Addressing the Issue on a Regional Level
This initiative has spurred the on-going conversation at Harbor Hall board meetings as to how to meet the changing practice polices as directed by the State of Michigan and the Federal government and to address to the best of our ability the ongoing opioid crisis. Harbor Hall has always recognized that integrating substance use disorder services with primary care and mental health treatment as being essential in successful recovery for many years. We cannot however, deny the facts that with the ongoing opioid crisis, the publication of the Surgeon Generals’ report and the State of Michigan 298 initiative, this treatment philosophy has become more relevant than ever to the services we provide in northern Michigan.
What Our Research Shows
In conducting our own research internally of the people who receive treatment services at Harbor Hall facilities, we have recognized some trends in Northern Michigan. Below is a synopsis of actual data as derived from information gathered at Harbor Hall over the past 3 years.
When combined, all opiates (prescription/heroin) in 2014 represented 50% of all admissions, in 2015 this decreased to 47% of all admissions and in 2016 it’s even lower: 46% of all admissions. We believe it is very clear that as prescribing practices of opiate type medications has changed (2016), and there has been a significant shift from prescription opiate addiction to heroin addiction. * (Poly abuse is abusing more than one drug at the same time, i.e. alcohol and opiates and cocaine.)
Alcohol is Still the Leading Drug of Choice
With this data, alcohol admission numbers are just as alarming as the prescription opioid/heroin numbers. Our statistics shown above only addresses the clients’ primary drug of choice. Most people who have sought treatment at Harbor Hall are using more than one substance when they are admitted.

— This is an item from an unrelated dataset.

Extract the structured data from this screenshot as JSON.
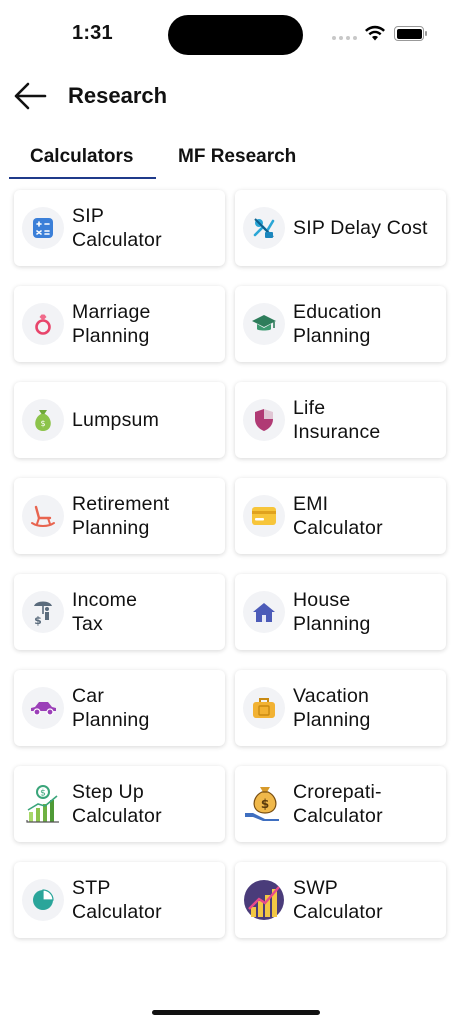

While the national spotlight seems to be shining on prescription opioids, we cannot ignore the years of data we have collected. This data matches what is happening nationally, however, our approach to this issue is to be pro-active, not reactive. The treatment methodologies at Harbor Hall have evolved with science, as science has changed the way we think about addiction.